  • Creating Workload Simulator Scripts SC31-8945
  • Workload Simulator Script Guide and Reference SC31-8946
  • Workload Simulator Utilities Guide SC31-8947
  • Workload Simulator User's Guide SC31-8948
  • Workload Simulator Test Manager User's Guide and Reference SC31-8949
  • Workload Simulator User Exits SC31-8950
  • Workload Simulator Messages and Codes SC31-8951

References[edit]

  1. ^ *IBM Workload Simulator ~ User's Guide (PDF). Second Edition. IBM. October 2015. SC31-8948-01.  Retrieved on January 13, 2015.
  2. ^ a b c d e f g h i j k l m n o IBM Workload Simulator ~ Creating Workload Simulator Scripts (PDF). Second Edition. IBM. October 2015. SC31-8945-01.  Retrieved on January 13, 2016
  3. ^ a b Feuerman, Melvyn (October 26, 2001). TPNS Prototyping (PDF).  Retrieved on July 3, 2006
  4. ^ IBM Corporation (2002). IBM Workload Simulator for z/OS and S/390 V1.1.  Retrieved on October 1, 2015
  5. ^ IBM Corporation (1998). IBM TPNS—Teleprocessing Network Simulator (PDF).  Retrieved on October 1, 2015.
  6. ^ IBM Corporation (1976). IBM TPNS—Teleprocessing Network Simulator.  Retrieved on October 1, 2015
  7. ^ a b c d e f g Chandler, D. Dale (July 23, 1992). TPNS History. Cary, NC: IBM Corporation. 
  8. ^ IBM TPNS Teleprocessing Network Simulator Version 3 Release 5 Function and Service Enhancements (Manual). First Edition.
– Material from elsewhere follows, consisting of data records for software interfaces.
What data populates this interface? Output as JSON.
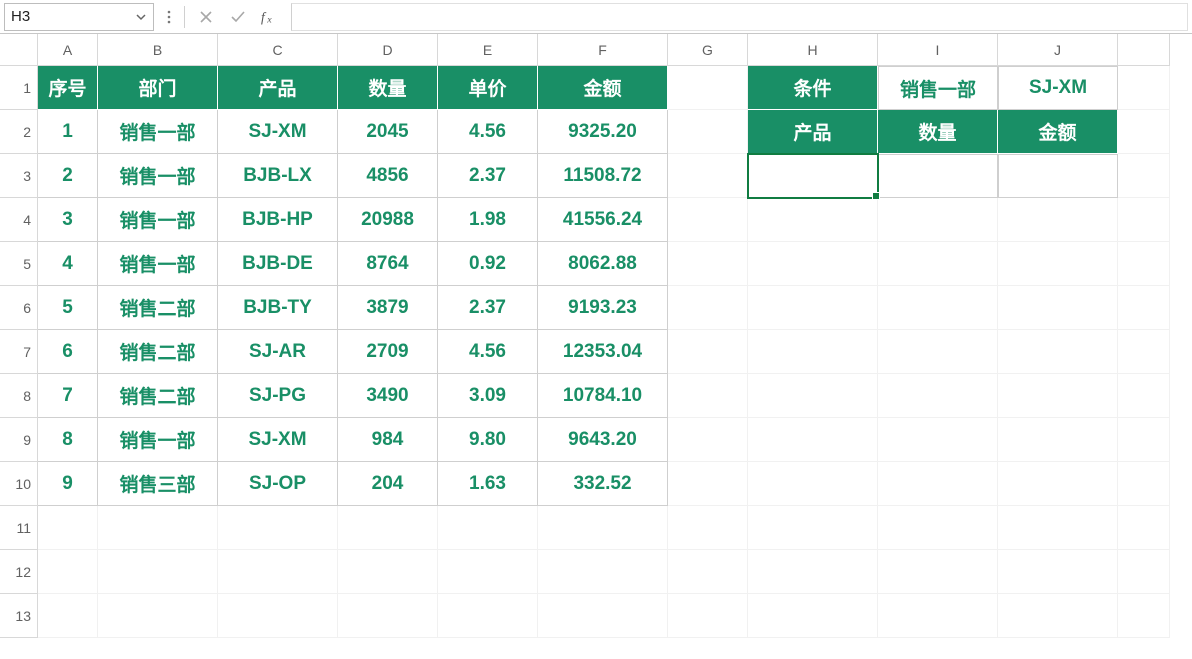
{
  "formula_bar": {
    "name_box": "H3",
    "formula_value": ""
  },
  "columns": {
    "A": "A",
    "B": "B",
    "C": "C",
    "D": "D",
    "E": "E",
    "F": "F",
    "G": "G",
    "H": "H",
    "I": "I",
    "J": "J",
    "K": ""
  },
  "row_labels": {
    "r1": "1",
    "r2": "2",
    "r3": "3",
    "r4": "4",
    "r5": "5",
    "r6": "6",
    "r7": "7",
    "r8": "8",
    "r9": "9",
    "r10": "10",
    "r11": "11",
    "r12": "12",
    "r13": "13"
  },
  "table_headers": {
    "seq": "序号",
    "dept": "部门",
    "product": "产品",
    "qty": "数量",
    "price": "单价",
    "amount": "金额"
  },
  "rows": [
    {
      "seq": "1",
      "dept": "销售一部",
      "product": "SJ-XM",
      "qty": "2045",
      "price": "4.56",
      "amount": "9325.20"
    },
    {
      "seq": "2",
      "dept": "销售一部",
      "product": "BJB-LX",
      "qty": "4856",
      "price": "2.37",
      "amount": "11508.72"
    },
    {
      "seq": "3",
      "dept": "销售一部",
      "product": "BJB-HP",
      "qty": "20988",
      "price": "1.98",
      "amount": "41556.24"
    },
    {
      "seq": "4",
      "dept": "销售一部",
      "product": "BJB-DE",
      "qty": "8764",
      "price": "0.92",
      "amount": "8062.88"
    },
    {
      "seq": "5",
      "dept": "销售二部",
      "product": "BJB-TY",
      "qty": "3879",
      "price": "2.37",
      "amount": "9193.23"
    },
    {
      "seq": "6",
      "dept": "销售二部",
      "product": "SJ-AR",
      "qty": "2709",
      "price": "4.56",
      "amount": "12353.04"
    },
    {
      "seq": "7",
      "dept": "销售二部",
      "product": "SJ-PG",
      "qty": "3490",
      "price": "3.09",
      "amount": "10784.10"
    },
    {
      "seq": "8",
      "dept": "销售一部",
      "product": "SJ-XM",
      "qty": "984",
      "price": "9.80",
      "amount": "9643.20"
    },
    {
      "seq": "9",
      "dept": "销售三部",
      "product": "SJ-OP",
      "qty": "204",
      "price": "1.63",
      "amount": "332.52"
    }
  ],
  "criteria": {
    "h1": "条件",
    "i1": "销售一部",
    "j1": "SJ-XM",
    "h2": "产品",
    "i2": "数量",
    "j2": "金额",
    "h3": "",
    "i3": "",
    "j3": ""
  },
  "colors": {
    "accent": "#107c41",
    "teal": "#198f66"
  },
  "icons": {
    "dropdown": "chevron-down-icon",
    "cancel": "x-icon",
    "accept": "check-icon",
    "fx": "fx-icon",
    "dots": "dots-icon"
  }
}
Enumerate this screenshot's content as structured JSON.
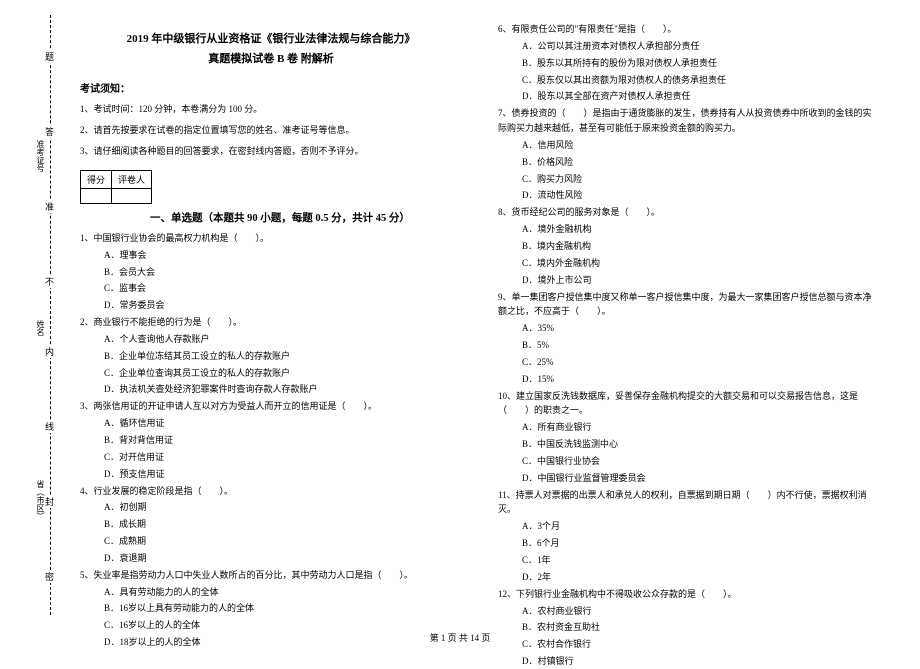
{
  "binding": {
    "labels": [
      "密",
      "封",
      "线",
      "内",
      "不",
      "准",
      "答",
      "题"
    ],
    "fold_fields": [
      "省（市区）",
      "姓名",
      "准考证号"
    ]
  },
  "title_line1": "2019 年中级银行从业资格证《银行业法律法规与综合能力》",
  "title_line2": "真题模拟试卷 B 卷 附解析",
  "notice_header": "考试须知：",
  "notice_items": [
    "1、考试时间：120 分钟，本卷满分为 100 分。",
    "2、请首先按要求在试卷的指定位置填写您的姓名、准考证号等信息。",
    "3、请仔细阅读各种题目的回答要求，在密封线内答题，否则不予评分。"
  ],
  "score_table": {
    "h1": "得分",
    "h2": "评卷人"
  },
  "section_title": "一、单选题（本题共 90 小题，每题 0.5 分，共计 45 分）",
  "left_questions": [
    {
      "stem": "1、中国银行业协会的最高权力机构是（　　）。",
      "options": [
        "A．理事会",
        "B．会员大会",
        "C．监事会",
        "D．常务委员会"
      ]
    },
    {
      "stem": "2、商业银行不能拒绝的行为是（　　）。",
      "options": [
        "A．个人查询他人存款账户",
        "B．企业单位冻结其员工设立的私人的存款账户",
        "C．企业单位查询其员工设立的私人的存款账户",
        "D．执法机关查处经济犯罪案件时查询存款人存款账户"
      ]
    },
    {
      "stem": "3、两张信用证的开证申请人互以对方为受益人而开立的信用证是（　　）。",
      "options": [
        "A．循环信用证",
        "B．背对背信用证",
        "C．对开信用证",
        "D．预支信用证"
      ]
    },
    {
      "stem": "4、行业发展的稳定阶段是指（　　）。",
      "options": [
        "A．初创期",
        "B．成长期",
        "C．成熟期",
        "D．衰退期"
      ]
    },
    {
      "stem": "5、失业率是指劳动力人口中失业人数所占的百分比，其中劳动力人口是指（　　）。",
      "options": [
        "A．具有劳动能力的人的全体",
        "B．16岁以上具有劳动能力的人的全体",
        "C．16岁以上的人的全体",
        "D．18岁以上的人的全体"
      ]
    }
  ],
  "right_questions": [
    {
      "stem": "6、有限责任公司的\"有限责任\"是指（　　）。",
      "options": [
        "A．公司以其注册资本对债权人承担部分责任",
        "B．股东以其所持有的股份为限对债权人承担责任",
        "C．股东仅以其出资额为限对债权人的债务承担责任",
        "D．股东以其全部在资产对债权人承担责任"
      ]
    },
    {
      "stem": "7、债券投资的（　　）是指由于通货膨胀的发生，债券持有人从投资债券中所收到的金钱的实际购买力越来越低，甚至有可能低于原来投资金额的购买力。",
      "options": [
        "A．信用风险",
        "B．价格风险",
        "C．购买力风险",
        "D．流动性风险"
      ]
    },
    {
      "stem": "8、货币经纪公司的服务对象是（　　）。",
      "options": [
        "A．境外金融机构",
        "B．境内金融机构",
        "C．境内外金融机构",
        "D．境外上市公司"
      ]
    },
    {
      "stem": "9、单一集团客户授信集中度又称单一客户授信集中度，为最大一家集团客户授信总额与资本净额之比，不应高于（　　）。",
      "options": [
        "A．35%",
        "B．5%",
        "C．25%",
        "D．15%"
      ]
    },
    {
      "stem": "10、建立国家反洗钱数据库，妥善保存金融机构提交的大额交易和可以交易报告信息，这是（　　）的职责之一。",
      "options": [
        "A．所有商业银行",
        "B．中国反洗钱监测中心",
        "C．中国银行业协会",
        "D．中国银行业监督管理委员会"
      ]
    },
    {
      "stem": "11、持票人对票据的出票人和承兑人的权利，自票据到期日期（　　）内不行使，票据权利消灭。",
      "options": [
        "A．3个月",
        "B．6个月",
        "C．1年",
        "D．2年"
      ]
    },
    {
      "stem": "12、下列银行业金融机构中不得吸收公众存款的是（　　）。",
      "options": [
        "A．农村商业银行",
        "B．农村资金互助社",
        "C．农村合作银行",
        "D．村镇银行"
      ]
    }
  ],
  "footer": "第 1 页 共 14 页"
}
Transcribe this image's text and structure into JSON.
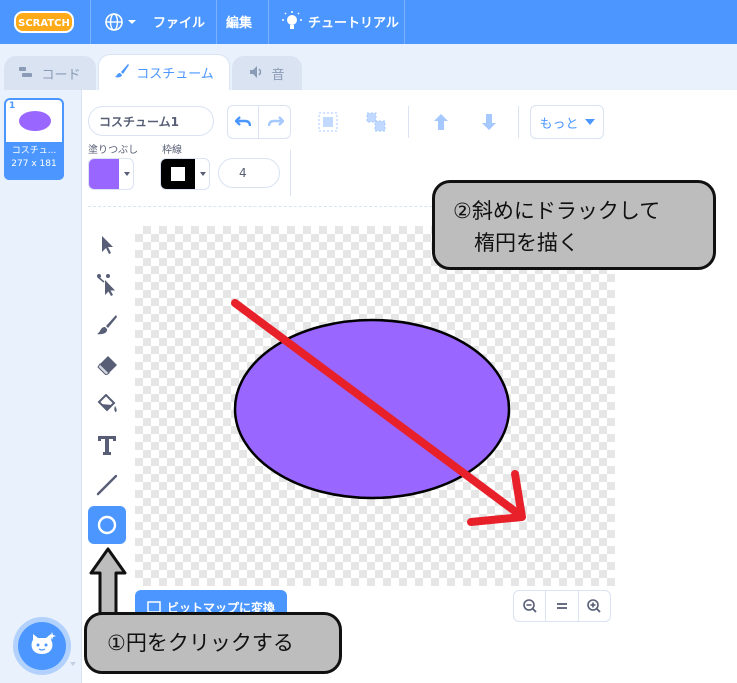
{
  "menubar": {
    "logo": "SCRATCH",
    "file": "ファイル",
    "edit": "編集",
    "tutorials": "チュートリアル"
  },
  "tabs": [
    {
      "label": "コード"
    },
    {
      "label": "コスチューム"
    },
    {
      "label": "音"
    }
  ],
  "costume": {
    "number": "1",
    "name_short": "コスチュ...",
    "size": "277 x 181",
    "fill_color": "#9966ff"
  },
  "toolbar": {
    "name_value": "コスチューム1",
    "fill_label": "塗りつぶし",
    "outline_label": "枠線",
    "outline_width": "4",
    "more_label": "もっと"
  },
  "canvas": {
    "convert_button": "ビットマップに変換"
  },
  "callouts": {
    "step1": "①円をクリックする",
    "step2": "②斜めにドラックして\n　楕円を描く"
  },
  "colors": {
    "accent": "#4c97ff",
    "ellipse_fill": "#9966ff",
    "arrow": "#e8202a",
    "callout_bg": "#bdbdbd"
  }
}
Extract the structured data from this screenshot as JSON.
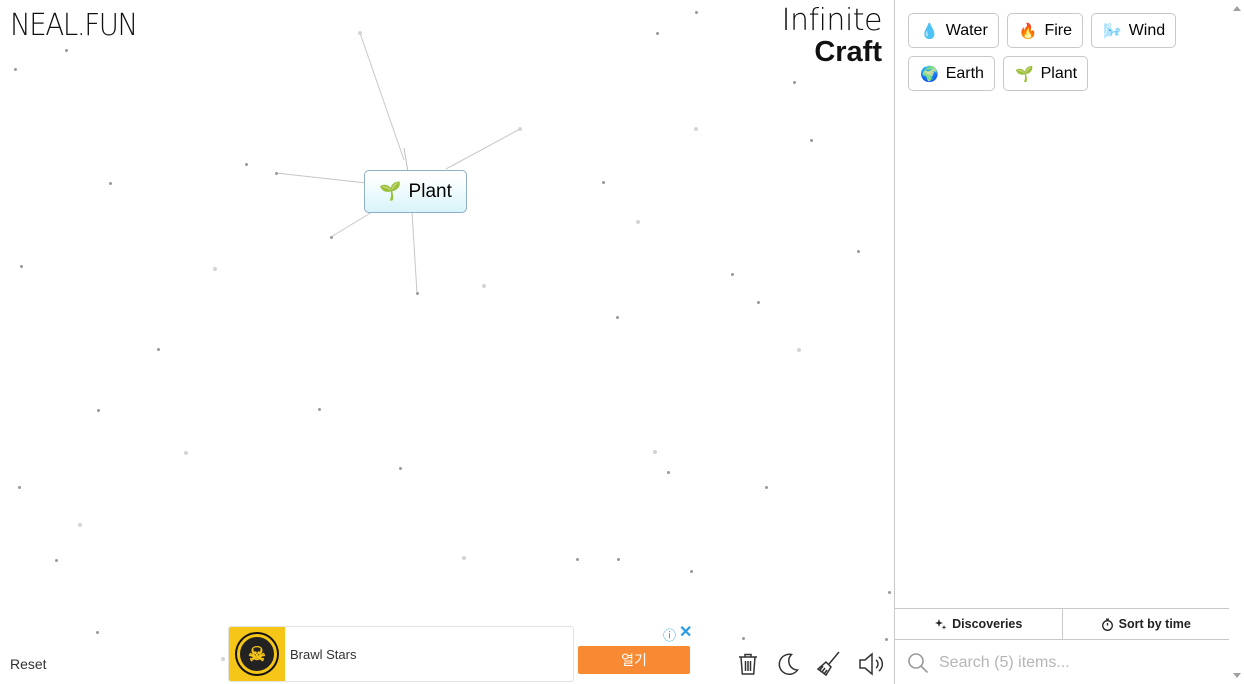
{
  "brand": {
    "left_logo": "NEAL.FUN",
    "title_line1": "Infinite",
    "title_line2": "Craft"
  },
  "canvas": {
    "item": {
      "emoji": "🌱",
      "label": "Plant"
    },
    "reset_label": "Reset"
  },
  "ad": {
    "app_name": "Brawl Stars",
    "button_label": "열기",
    "info_icon": "ⓘ",
    "close_icon": "✕"
  },
  "toolbar": {
    "trash": "trash-icon",
    "dark_mode": "moon-icon",
    "clear": "broom-icon",
    "sound": "speaker-icon"
  },
  "sidebar": {
    "items": [
      {
        "emoji": "💧",
        "label": "Water"
      },
      {
        "emoji": "🔥",
        "label": "Fire"
      },
      {
        "emoji": "🌬️",
        "label": "Wind"
      },
      {
        "emoji": "🌍",
        "label": "Earth"
      },
      {
        "emoji": "🌱",
        "label": "Plant"
      }
    ],
    "tabs": {
      "discoveries": "Discoveries",
      "sort": "Sort by time"
    },
    "search_placeholder": "Search (5) items..."
  }
}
IBM. December 1997. SC31-8654-0.  Retrieved on October 1, 2015
  9. ^ IBM Corporation (1998). IBM TPNS—Teleprocessing Network Simulator ~ Test Manager (PDF).  Retrieved on October 1, 2015
  10. ^ a b c IBM Teleprocessing Network Simulator ~ Function and Service Enhancements Version 3 Release 5 - 2001 (PDF). Second Edition. IBM. December 2001. SC31-8654-02.  Retrieved on October 30, 2015
  11. ^ IBM Corporation (2002). IBM Workload Simulator for z/OS and S/390 V1.1.  Retrieved on October 1, 2015
  12. ^ IBM Corporation (2002). IBM Workload Simulator for z/OS and S/390 V1.1 ~ Test Manager (PDF).  Retrieved on October 1, 2015
  13. ^ a b c d e f g h i j k IBM Workload Simulator ~ Script Guide and Reference (PDF). Second Edition. IBM. October 2015. SC31-8946-01.  Retrieved on January 13, 2016.
  14. ^ a b c d e f g h i j k l m n o IBM Workload Simulator ~ Utilities Guide (PDF). Second Edition. IBM. October 2015. SC31-8947-01.  Retrieved on January 13, 2016
  15. ^ "PI46383: ENHANCE THE WORKLOAD SIMULATOR SUPPORT FOR TCP/IP.". ibm.com. 2015. Retrieved 13 January 2016. 
  16. ^ a b IBM Workload Simulator ~ Test Manager User's Guide and Reference (PDF). Second Edition. IBM. October 2015. SC31-8949-01.  Retrieved on January 13, 2016.
  17. ^ "High Performance Native Sockets". IBM TCP/IP Version 3 Release 2 for MVS/ESA. Announcement Number 296-317. IBM. September 10, 1996.  Retrieved on October 29, 2015.
  18. ^ "Chapter 2. Additional TPNS TCP/IP Support". IBM Teleprocessing Network Simulator ~ Function and Service Enhancements Version 3 Release 5. First Edition. IBM. December 1997. pp. 17–28. SC31-8654-00.  Retrieved on October 29, 2015.

Bibliography[edit]

  • IBM Teleprocessing Network Simulator ~ Function and Service Enhancements Version 3 Release 5. First Edition. IBM. December 1997. SC31-8654-00. 

External links[edit]